Recently we were really happy to make a link with http://www.samarasaidappeal.org/, an amazing charity that sends aid to Syria. The wonderful Robin Lovell collects aid from us and delivers it to them. Here is a letter to Robin from Samara which explains a little about the heart breaking places the aid goes to.....
Today I am writing from Syria, where I have been visiting widows in Latakia. One of them used to live in Shtabraq, Idlib. One night while she and her family were sleeping, Al Nusra fighters came, killing the residents of this village in their homes and even in their beds. These jihadists had been hiding in caves, in fields and underground until the night they struck and took control of this village. The people I met said that around 1,000 jihadists arrived with guns and bombs.
Many villagers ran away just in time but hundreds were killed and they described the bombs coming down like rain. Many of the victims’ throats were cut when this attack took place in April 2015. They killed the father of these children. He was not a soldier or a fighter, just a civilian like the rest of his family. But these jihadists killed him regardless, taking the rest of the family as prisoners. She tried to run with her children, and had to run up a ramp while trying to escape, but the terror she felt made her virtually incapable and she fell three times while trying to get up this ramp.
One of her neighbours saw her 13 year old daughter being shot as they ran. She briefly held her in her arms as she was dying, then had to abandon her precious daughter to try to save her son in time. But her son was taken by them regardless. Some of the women were taken by the jihadists and were forced to “marry” some of the fighters. They were thought to be been taken to other countries.

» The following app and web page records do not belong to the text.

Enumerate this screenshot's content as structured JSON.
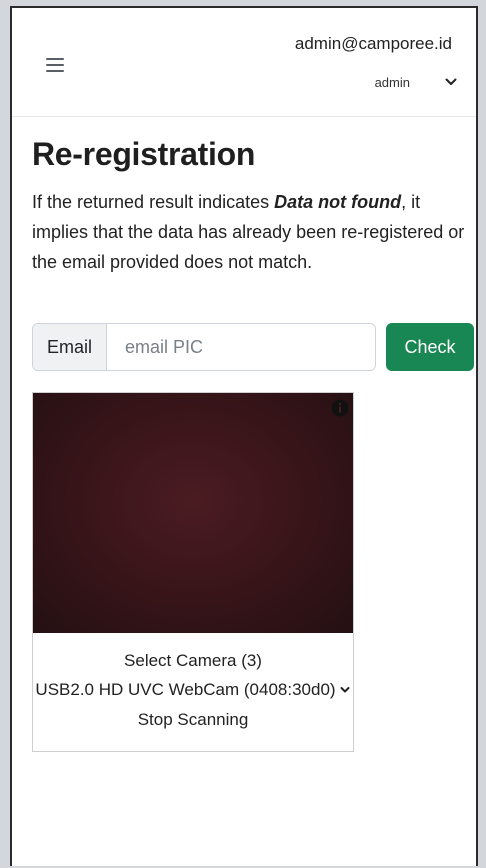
{
  "header": {
    "user_email": "admin@camporee.id",
    "role_selected": "admin"
  },
  "main": {
    "title": "Re-registration",
    "description_before": "If the returned result indicates ",
    "description_emphasis": "Data not found",
    "description_after": ", it implies that the data has already been re-registered or the email provided does not match.",
    "email_label": "Email",
    "email_value": "",
    "email_placeholder": "email PIC",
    "check_label": "Check"
  },
  "scanner": {
    "select_camera_label": "Select Camera (3)",
    "camera_selected": "USB2.0 HD UVC WebCam (0408:30d0)",
    "stop_label": "Stop Scanning"
  },
  "colors": {
    "check_button": "#198754",
    "video_background": "#3a151a"
  },
  "icons": [
    "hamburger-menu-icon",
    "chevron-down-icon",
    "info-icon"
  ]
}
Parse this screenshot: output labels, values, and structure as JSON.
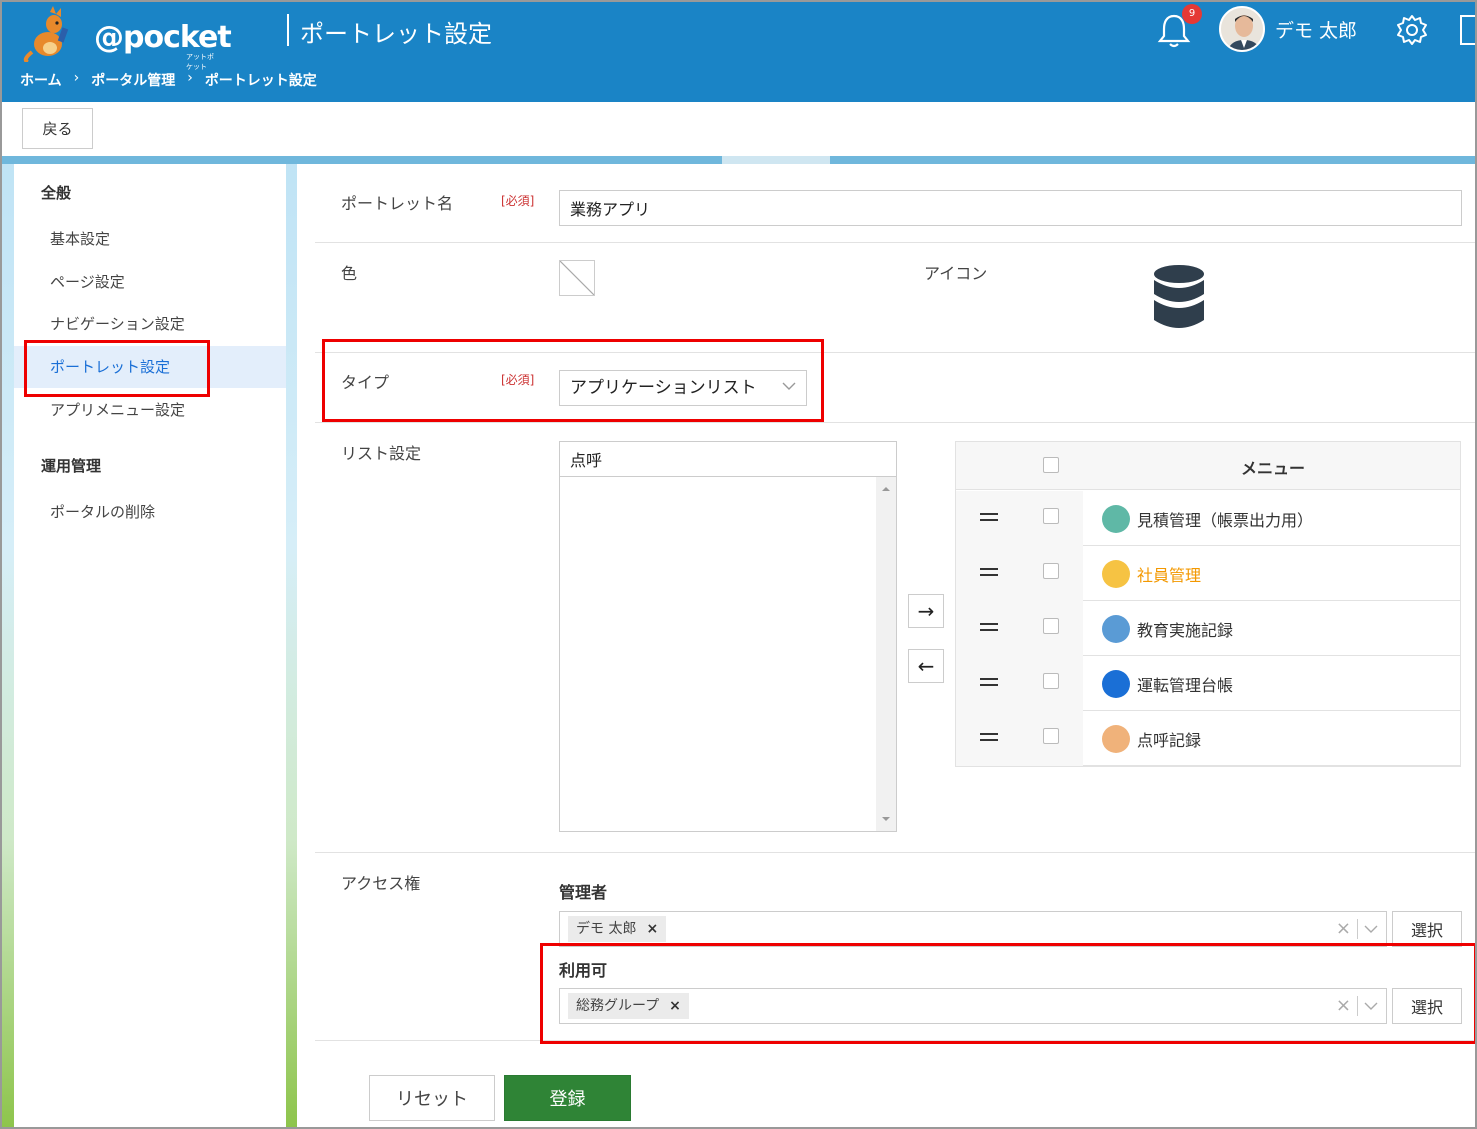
{
  "header": {
    "logo_text": "@pocket",
    "logo_sub": "アットポケット",
    "title": "ポートレット設定",
    "breadcrumb": [
      "ホーム",
      "ポータル管理",
      "ポートレット設定"
    ],
    "breadcrumb_sep": "›",
    "notification_count": "9",
    "user_name": "デモ 太郎"
  },
  "toolbar": {
    "back_label": "戻る"
  },
  "sidebar": {
    "section1": "全般",
    "items": [
      "基本設定",
      "ページ設定",
      "ナビゲーション設定",
      "ポートレット設定",
      "アプリメニュー設定"
    ],
    "section2": "運用管理",
    "items2": [
      "ポータルの削除"
    ]
  },
  "form": {
    "name_label": "ポートレット名",
    "required": "[必須]",
    "name_value": "業務アプリ",
    "color_label": "色",
    "icon_label": "アイコン",
    "type_label": "タイプ",
    "type_value": "アプリケーションリスト",
    "list_label": "リスト設定",
    "list_search_value": "点呼",
    "arrow_right": "→",
    "arrow_left": "←",
    "menu_header": "メニュー",
    "menu_items": [
      {
        "label": "見積管理（帳票出力用）",
        "color": "#5fb8a6"
      },
      {
        "label": "社員管理",
        "color": "#f6c343"
      },
      {
        "label": "教育実施記録",
        "color": "#5a9bd5"
      },
      {
        "label": "運転管理台帳",
        "color": "#1a6fd6"
      },
      {
        "label": "点呼記録",
        "color": "#f0b27a"
      }
    ],
    "access_label": "アクセス権",
    "admin_label": "管理者",
    "admin_tag": "デモ 太郎",
    "usable_label": "利用可",
    "usable_tag": "総務グループ",
    "tag_remove": "×",
    "clear": "×",
    "select_label": "選択",
    "reset_label": "リセット",
    "submit_label": "登録"
  },
  "colors": {
    "header_bg": "#1a84c6",
    "active_item": "#1a6fd6",
    "submit_bg": "#2f8436",
    "highlight": "#e00000"
  }
}
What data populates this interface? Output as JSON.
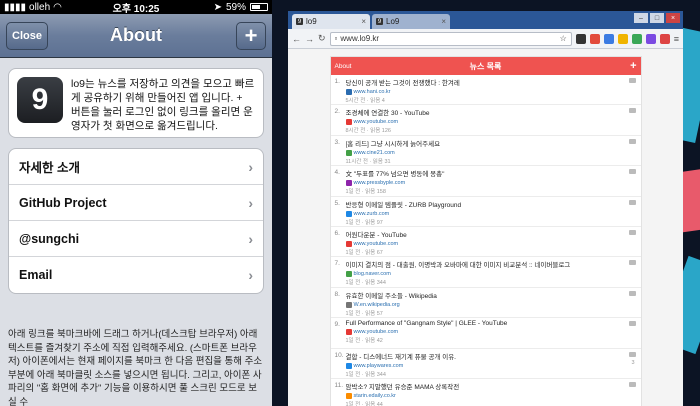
{
  "phone": {
    "status": {
      "carrier": "olleh",
      "time": "오후 10:25",
      "battery": "59%",
      "battery_level": 0.59
    },
    "nav": {
      "close_label": "Close",
      "title": "About",
      "plus_label": "+"
    },
    "logo_text": "9",
    "about_text": "lo9는 뉴스를 저장하고 의견을 모으고 빠르게 공유하기 위해 만들어진 앱 입니다. + 버튼을 눌러 로그인 없이 링크를 올리면 운영자가 첫 화면으로 옮겨드립니다.",
    "menu": [
      {
        "label": "자세한 소개"
      },
      {
        "label": "GitHub Project"
      },
      {
        "label": "@sungchi"
      },
      {
        "label": "Email"
      }
    ],
    "bottom_text": "아래 링크를 북마크바에 드래그 하거나(데스크탑 브라우저) 아래 텍스트를 즐겨찾기 주소에 직접 입력해주세요. (스마트폰 브라우저) 아이폰에서는 현재 페이지를 북마크 한 다음 편집을 통해 주소부분에 아래 북마클릿 소스를 넣으시면 됩니다. 그리고, 아이폰 사파리의 \"홈 화면에 추가\" 기능을 이용하시면 풀 스크린 모드로 보실 수"
  },
  "browser": {
    "tabs": [
      {
        "label": "lo9",
        "favicon": "9"
      },
      {
        "label": "Lo9",
        "favicon": "9"
      }
    ],
    "url": "www.lo9.kr",
    "extension_colors": [
      "#333333",
      "#e24a3b",
      "#3b7be2",
      "#f0b400",
      "#3aa757",
      "#7a4ae2",
      "#d44",
      "#2b5797"
    ],
    "site": {
      "about_label": "About",
      "title": "뉴스 목록",
      "plus_label": "+"
    },
    "news": [
      {
        "num": "1.",
        "title": "당신이 공개 받는 그것이 전쟁했다 : 한겨레",
        "url": "www.hani.co.kr",
        "meta": "5시간 전 · 읽음 4",
        "fav_color": "#2b6cb0",
        "comments": ""
      },
      {
        "num": "2.",
        "title": "조경체에 연결한 30 - YouTube",
        "url": "www.youtube.com",
        "meta": "8시간 전 · 읽음 126",
        "fav_color": "#e53935",
        "comments": ""
      },
      {
        "num": "3.",
        "title": "[홈 리드] 그냥 시시하게 늙어주세요",
        "url": "www.cine21.com",
        "meta": "11시간 전 · 읽음 31",
        "fav_color": "#43a047",
        "comments": ""
      },
      {
        "num": "4.",
        "title": "文 \"두표를 77% 넘으면 병동에 몽총\"",
        "url": "www.pressbyple.com",
        "meta": "1일 전 · 읽음 158",
        "fav_color": "#8e24aa",
        "comments": ""
      },
      {
        "num": "5.",
        "title": "반응형 이메일 템플릿 - ZURB Playground",
        "url": "www.zurb.com",
        "meta": "1일 전 · 읽음 97",
        "fav_color": "#1e88e5",
        "comments": ""
      },
      {
        "num": "6.",
        "title": "어원다운분 - YouTube",
        "url": "www.youtube.com",
        "meta": "1일 전 · 읽음 67",
        "fav_color": "#e53935",
        "comments": ""
      },
      {
        "num": "7.",
        "title": "이미지 결치의 점 - 대출원, 이명박과 오바마에 대한 이미지 비교분석 :: 네이버블로그",
        "url": "blog.naver.com",
        "meta": "1일 전 · 읽음 344",
        "fav_color": "#43a047",
        "comments": ""
      },
      {
        "num": "8.",
        "title": "유효한 이메일 주소들 - Wikipedia",
        "url": "W.en.wikipedia.org",
        "meta": "1일 전 · 읽음 57",
        "fav_color": "#757575",
        "comments": ""
      },
      {
        "num": "9.",
        "title": "Full Performance of \"Gangnam Style\" | GLEE - YouTube",
        "url": "www.youtube.com",
        "meta": "1일 전 · 읽음 42",
        "fav_color": "#e53935",
        "comments": ""
      },
      {
        "num": "10.",
        "title": "결합 - 디스에너드 재기계 퓨물 공개 이유.",
        "url": "www.playwares.com",
        "meta": "1일 전 · 읽음 344",
        "fav_color": "#1e88e5",
        "comments": "3"
      },
      {
        "num": "11.",
        "title": "암박소? 지말했던 유승준 MAMA 상록작전",
        "url": "starin.edaily.co.kr",
        "meta": "1일 전 · 읽음 44",
        "fav_color": "#fb8c00",
        "comments": ""
      }
    ]
  }
}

This widow and her four children were all put in prison. The youngest was just five years old at the time, and the oldest has a medical condition. They kept these little and unwell children in prison. She described how she was given 65 lashes with a leather whip. What could a simple mother of four have ever done to deserve this punishment? After nine months they were set free as part of a deal negotiated to release Al Nusra members that the Syrian government had in prison, in return for releasing these women and children that Al Nusra had been keeping in prison. The widow commented that most of the Al Nusra fighters they encountered, as much as 90%, were not Syrian, but were from other countries.
This woman broke down in tears repeatedly as she told us of the fear and suffering they had lived, and that she wakes screaming because of the nightmares she has. She cannot forget. Her oldest daughter has disabilities but her other children go to school.
So many displaced people have flocked to Latakia because of its relative safety compared with other parts of the country. As a result the schools are overcrowded and the children have to attend in two shifts. Some children do the morning shift of learning while others do the afternoon session.
While her daughters go to school in the afternoon, this widow uses the opportunity to take on poorly paid farming work to try to cover the rent of the one room they all live in. It barely seems worthy of the high rent she has to pay for it, with paint peeling off the damp patches creeping up each of the walls. She simply cannot earn enough to support her four children.
What this woman and her children have been through is too much. Simply. No child should ever have to experience being imprisoned to be used as a bargaining chip for the release of prisoners linked with a terrorist organisation.
Widows like this in Syria desperately need our support, and they are not isolated or unusual cases. Too many people have had similar and equally heart experiences. We gave each of this widow’s children a new pair of shoes or winter boots to help see them through winter. We visited a number of widows and their children yesterday, giving new shoes to each of them. The daytimes are temperate but the nights are now feeling cold here, and the temperatures will continue to plummet over the coming weeks.
I cannot bring myself to share the photos or videos we took today while I was with this widow. They have had enough of their dignity stolen from them already, so instead I will simply show you one of the streets where these women and children are attempting to pick up the pieces of their broken lives. Our little gestures mean a lot to them, and these women thanked me for being willing to come and be with them, showing love and support for them and their children.
We need the support of people like you to help us collect essential aid to help women and children like this. Our next appeal will be in January, with a delivery deadline to our storage hubs of 1st February.....